 If you follow the blogs, then you know that another student named Clemens is also in Ghent studying and we’ve become great friends over the last few months. Though we’d meet only a few months prior and we’d been friends with a great deal of others, I find myself enjoying the time I spend with him more than anyone else. One of my fondest memories is when he planned a Canadian Thanksgiving that involved cooking for 12+ people and went through the time/cost to prepare this whole elaborate event just too make others happy. We enjoyed mounds of food as well as party games and sharing stories with one another about back home. At the time, I was very sick and not feeling very upbeat but that one night made all of us feel slightly closer to home.

 One of my most memorable friends was a Bavarian man named Tobi. He’s a thin, short guy who has the humor you’d expect from a German, but was one of the most down to earth, and genuine people I’ve ever met. Whenever we’d have a conversation you knew that he gave 100% of his attention to you and would always have a great point to make towards any statement made. He’s never lied and will without a doubt tells you that you’re wrong if he felt it was needed to be said. His honesty isn’t outdone by his generosity that was given to anyone that was in need of help.

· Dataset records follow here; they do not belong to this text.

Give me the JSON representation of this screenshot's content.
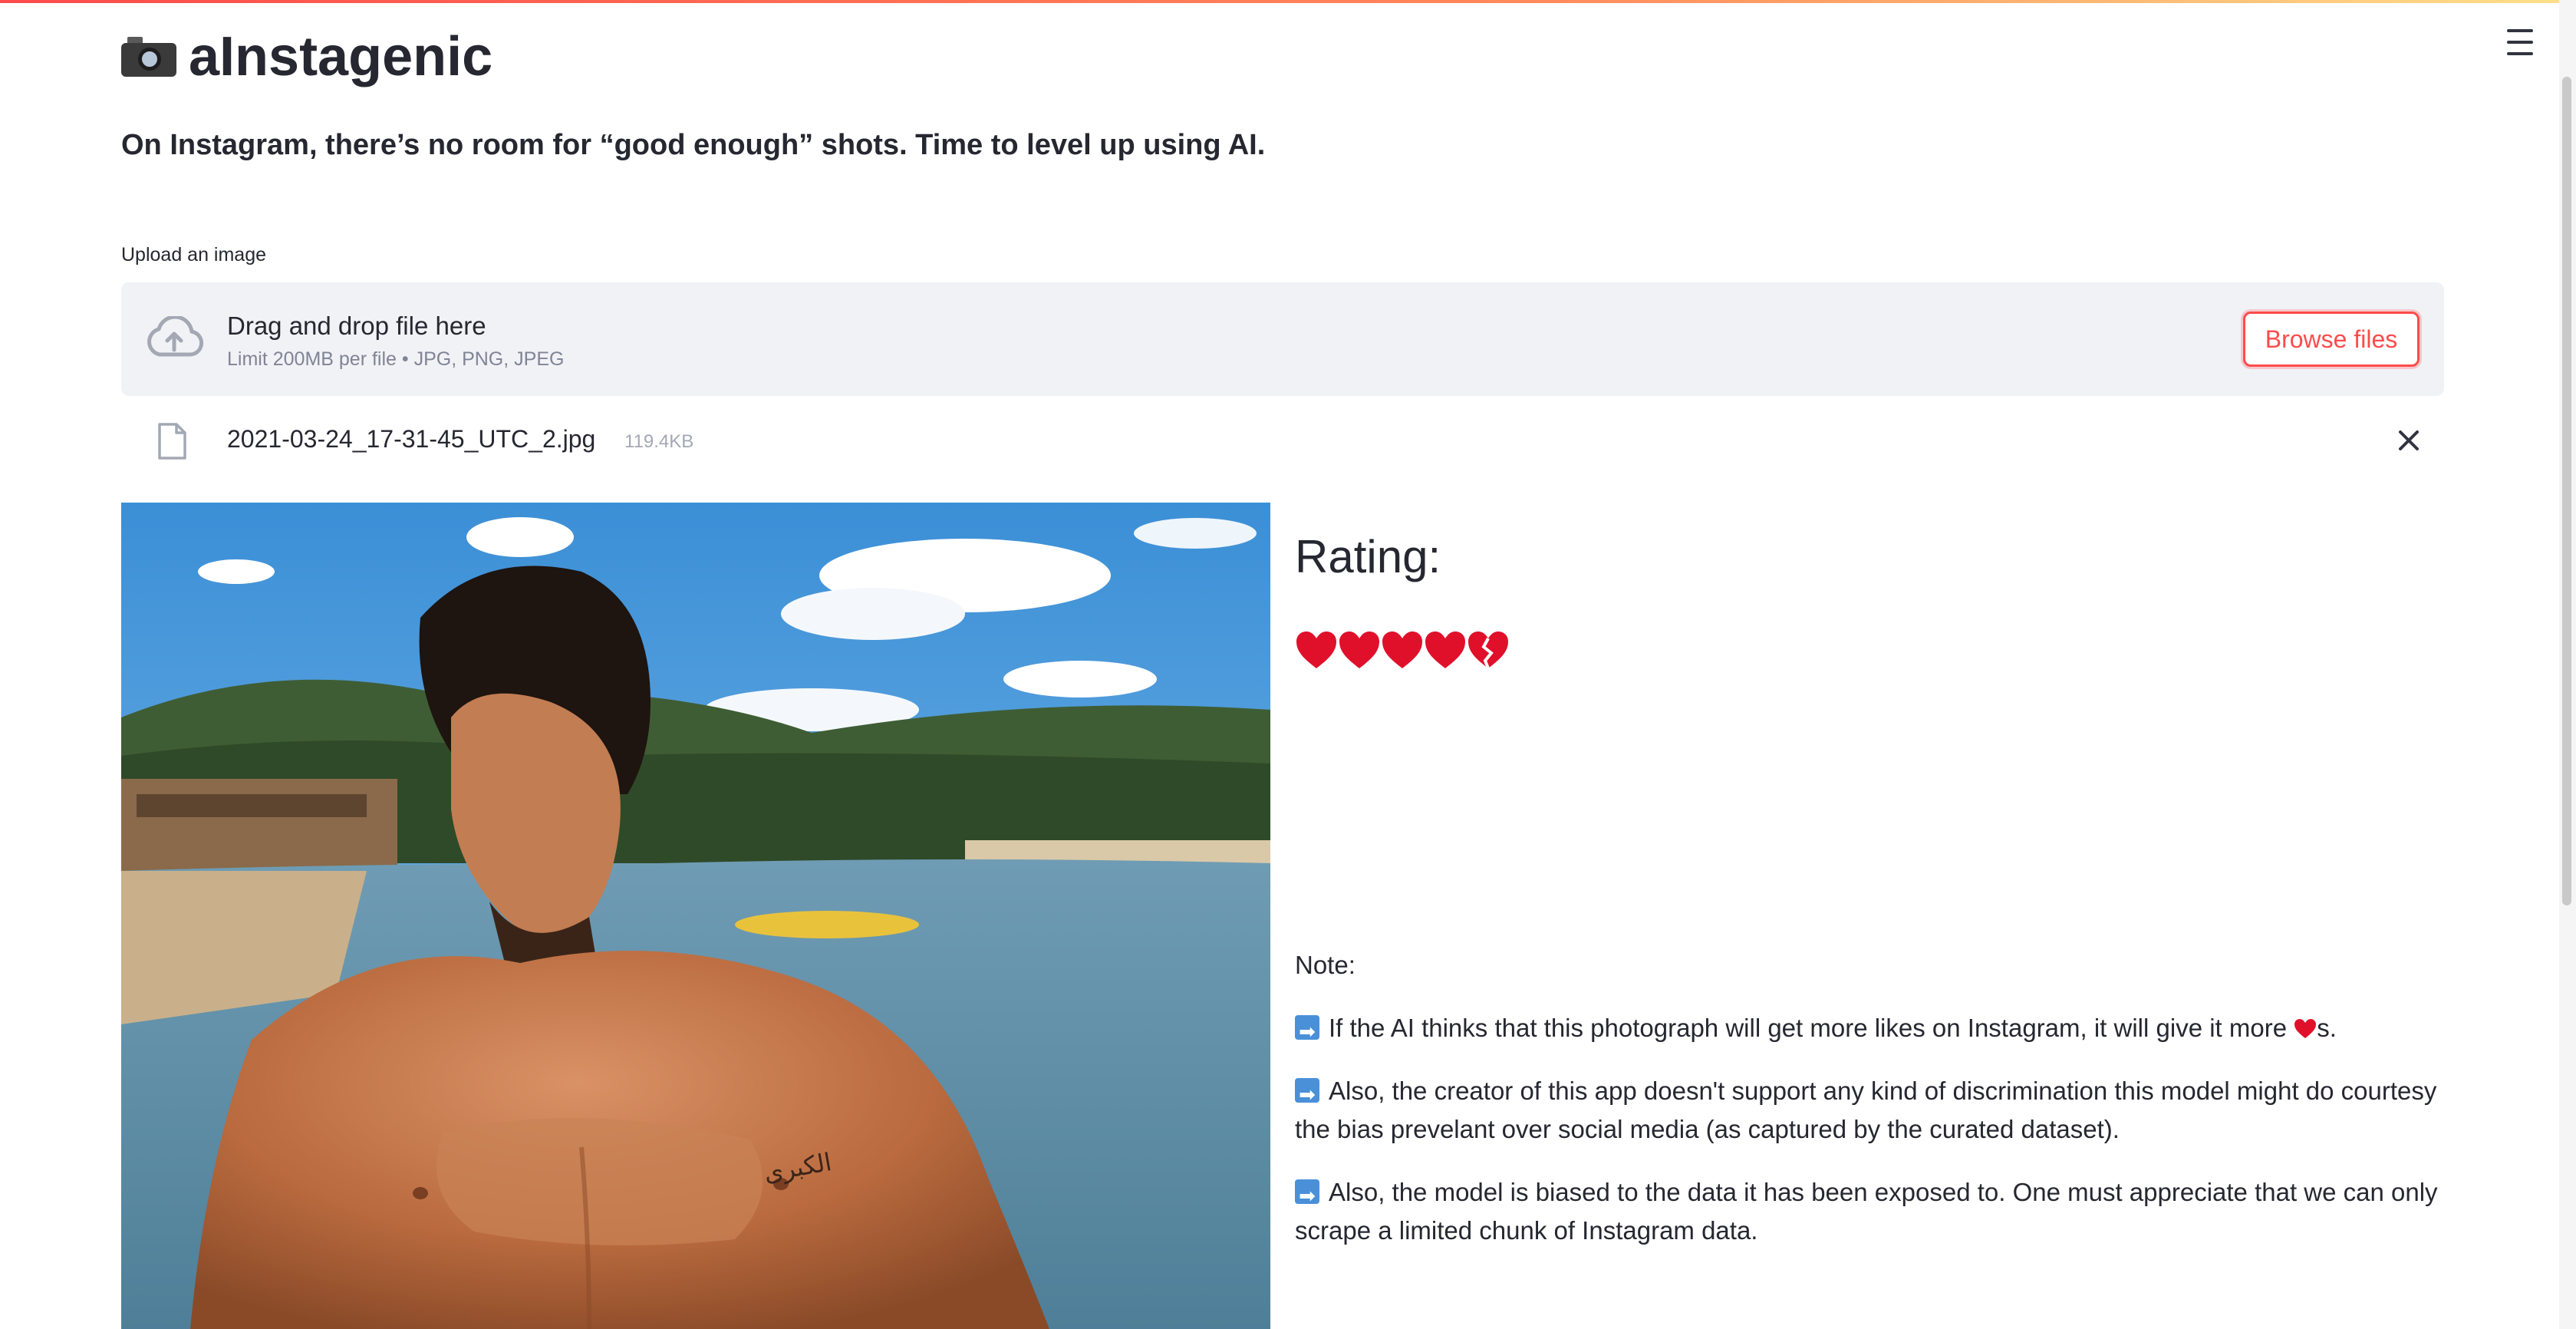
{
  "app": {
    "title": "aInstagenic",
    "subtitle": "On Instagram, there’s no room for “good enough” shots. Time to level up using AI.",
    "menu_icon": "hamburger-menu-icon",
    "title_icon": "camera-icon"
  },
  "uploader": {
    "label": "Upload an image",
    "drop_title": "Drag and drop file here",
    "limit_text": "Limit 200MB per file • JPG, PNG, JPEG",
    "browse_label": "Browse files",
    "file": {
      "name": "2021-03-24_17-31-45_UTC_2.jpg",
      "size": "119.4KB"
    }
  },
  "result": {
    "rating_title": "Rating:",
    "hearts": [
      {
        "kind": "full"
      },
      {
        "kind": "full"
      },
      {
        "kind": "full"
      },
      {
        "kind": "full"
      },
      {
        "kind": "broken"
      }
    ],
    "note_label": "Note:",
    "notes": [
      {
        "before": "If the AI thinks that this photograph will get more likes on Instagram, it will give it more",
        "after": "s."
      },
      {
        "text": "Also, the creator of this app doesn't support any kind of discrimination this model might do courtesy the bias prevelant over social media (as captured by the curated dataset)."
      },
      {
        "text": "Also, the model is biased to the data it has been exposed to. One must appreciate that we can only scrape a limited chunk of Instagram data."
      }
    ]
  },
  "colors": {
    "accent": "#ff4b4b",
    "text": "#262730",
    "muted": "#808495",
    "dropzone_bg": "#f0f2f6",
    "heart": "#e0102b"
  }
}
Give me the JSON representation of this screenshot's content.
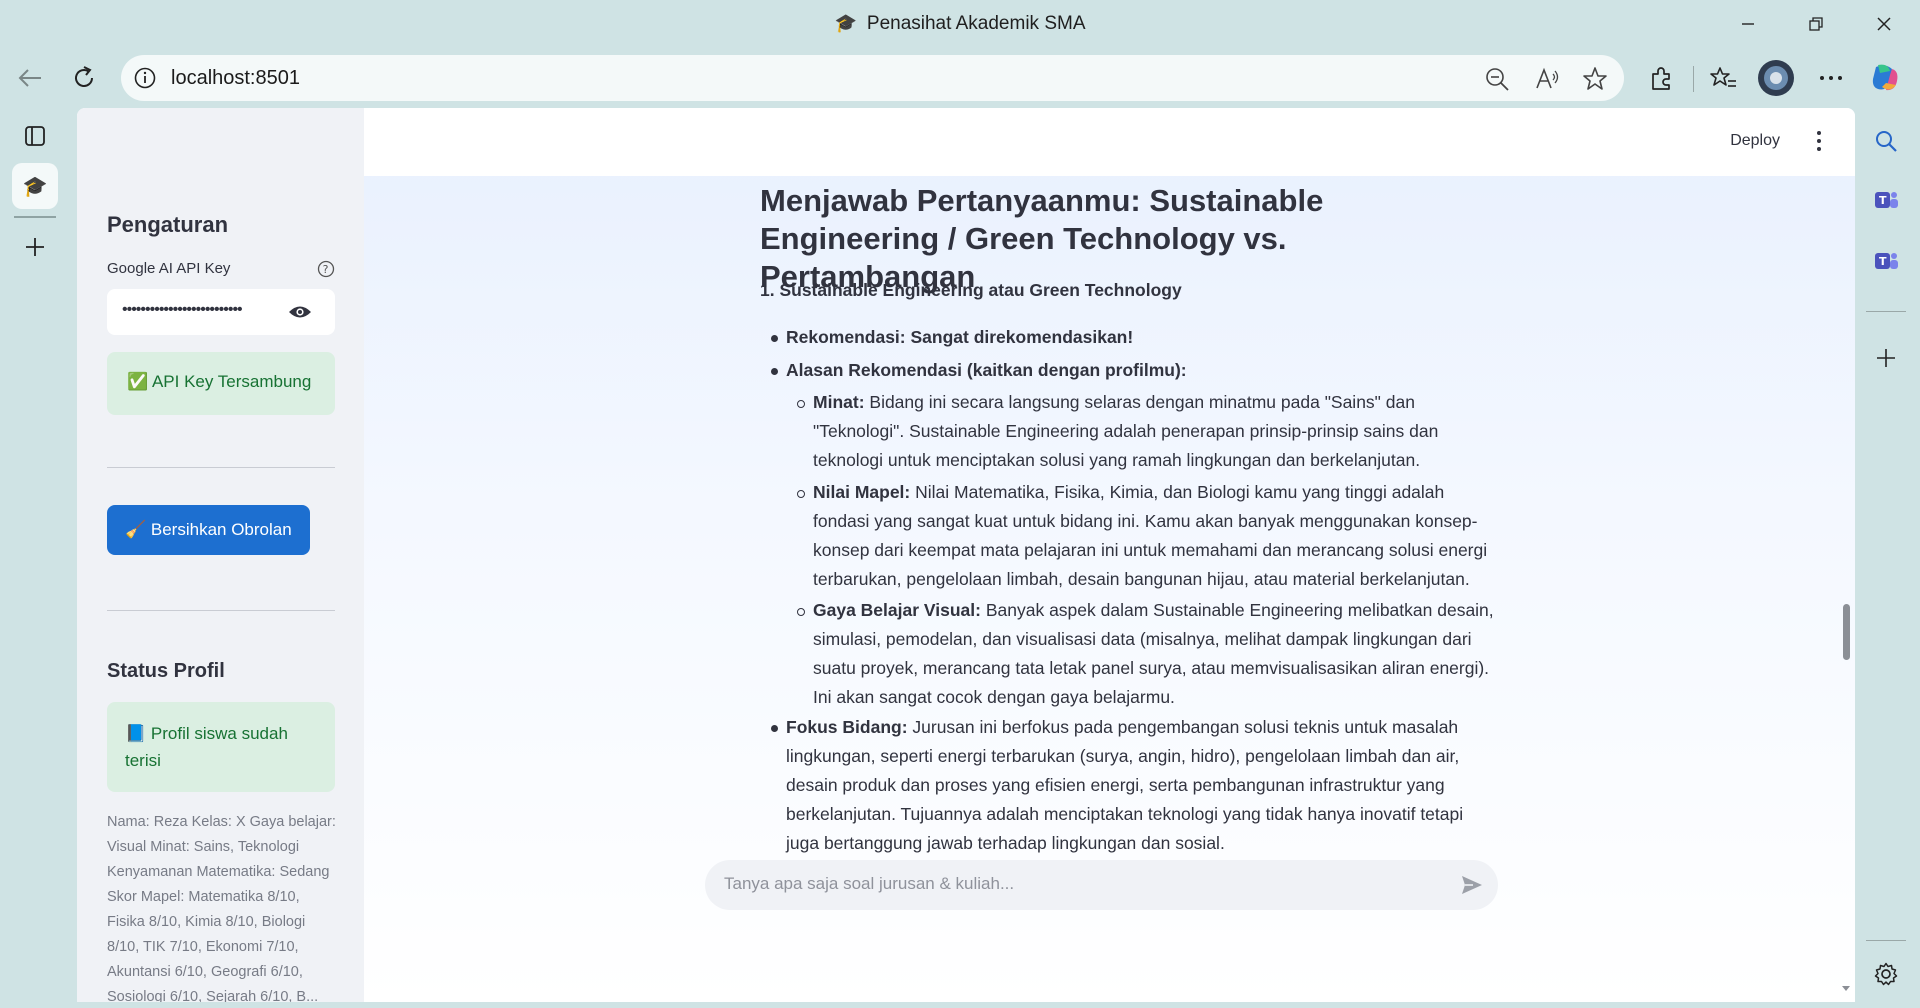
{
  "window": {
    "title": "Penasihat Akademik SMA"
  },
  "browser": {
    "url": "localhost:8501"
  },
  "app_header": {
    "deploy_label": "Deploy"
  },
  "sidebar": {
    "settings_title": "Pengaturan",
    "api_key_label": "Google AI API Key",
    "api_key_value": "••••••••••••••••••••••••••",
    "api_status": "✅ API Key Tersambung",
    "clear_button": "🧹 Bersihkan Obrolan",
    "profile_title": "Status Profil",
    "profile_status": "📘 Profil siswa sudah terisi",
    "profile_details": "Nama: Reza Kelas: X Gaya belajar: Visual Minat: Sains, Teknologi Kenyamanan Matematika: Sedang Skor Mapel: Matematika 8/10, Fisika 8/10, Kimia 8/10, Biologi 8/10, TIK 7/10, Ekonomi 7/10, Akuntansi 6/10, Geografi 6/10, Sosiologi 6/10, Sejarah 6/10, B..."
  },
  "chat": {
    "heading": "Menjawab Pertanyaanmu: Sustainable Engineering / Green Technology vs. Pertambangan",
    "section_title": "1. Sustainable Engineering atau Green Technology",
    "items": [
      {
        "label": "Rekomendasi: Sangat direkomendasikan!",
        "text": ""
      },
      {
        "label": "Alasan Rekomendasi (kaitkan dengan profilmu):",
        "text": ""
      }
    ],
    "subitems": [
      {
        "label": "Minat:",
        "text": " Bidang ini secara langsung selaras dengan minatmu pada \"Sains\" dan \"Teknologi\". Sustainable Engineering adalah penerapan prinsip-prinsip sains dan teknologi untuk menciptakan solusi yang ramah lingkungan dan berkelanjutan."
      },
      {
        "label": "Nilai Mapel:",
        "text": " Nilai Matematika, Fisika, Kimia, dan Biologi kamu yang tinggi adalah fondasi yang sangat kuat untuk bidang ini. Kamu akan banyak menggunakan konsep-konsep dari keempat mata pelajaran ini untuk memahami dan merancang solusi energi terbarukan, pengelolaan limbah, desain bangunan hijau, atau material berkelanjutan."
      },
      {
        "label": "Gaya Belajar Visual:",
        "text": " Banyak aspek dalam Sustainable Engineering melibatkan desain, simulasi, pemodelan, dan visualisasi data (misalnya, melihat dampak lingkungan dari suatu proyek, merancang tata letak panel surya, atau memvisualisasikan aliran energi). Ini akan sangat cocok dengan gaya belajarmu."
      }
    ],
    "focus": {
      "label": "Fokus Bidang:",
      "text": " Jurusan ini berfokus pada pengembangan solusi teknis untuk masalah lingkungan, seperti energi terbarukan (surya, angin, hidro), pengelolaan limbah dan air, desain produk dan proses yang efisien energi, serta pembangunan infrastruktur yang berkelanjutan. Tujuannya adalah menciptakan teknologi yang tidak hanya inovatif tetapi juga bertanggung jawab terhadap lingkungan dan sosial."
    },
    "input_placeholder": "Tanya apa saja soal jurusan & kuliah..."
  },
  "icons": {
    "tab_favicon": "graduation-cap-icon",
    "accent": "#1d6fd0",
    "success_bg": "#dbefe2",
    "success_text": "#177233"
  }
}
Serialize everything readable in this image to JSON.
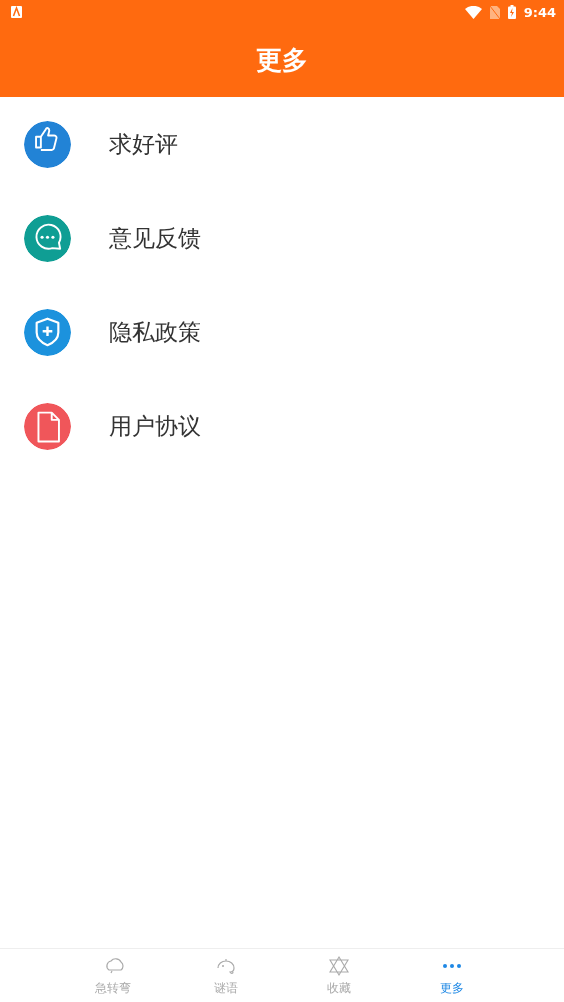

We hold these poker nights every week and he would always come on time with beer to share with everyone, but of course would talk about how “Bavarian beer was the greatest” and “Belgian’s just can’t make beer as good as Bavaria”. This would be me with some groans and eye rolling but it was the thought that counted.

 One of my favourite things to do is both Tobi, Clemens and I share a Monday morning class at 8 in the morning (which we all looooooove…). The second week of classes we came up with the idea of going to breakfast and coffee since double doubles don’t exist in Belgium. This ended up becoming a recurring plan and we soon found a sandwich shop that was just near our campus were for 6-8 Euros you could enjoy a foot-long sandwich with your choice of coffee. We would spend hours chatting about our weekends, who we saw, where we went, what we did, as well as talking about current events and what was going on back home. We went there so often that the man who ran the shop knew us and remembered our order responding with “The usual” as we would sit down. He would make this small chocolate covered marshmallow and ask us if they were good enough to sell. By far though the funniest moment was after he would give us our food and drink he would respond with a brisk “You’re Welcome” before any of us could thank him for our meal.

 Even though I was able to travel all over Europe and visit numerous ancient cities or iconic landscapes I find myself enjoying and relishing those moments the most.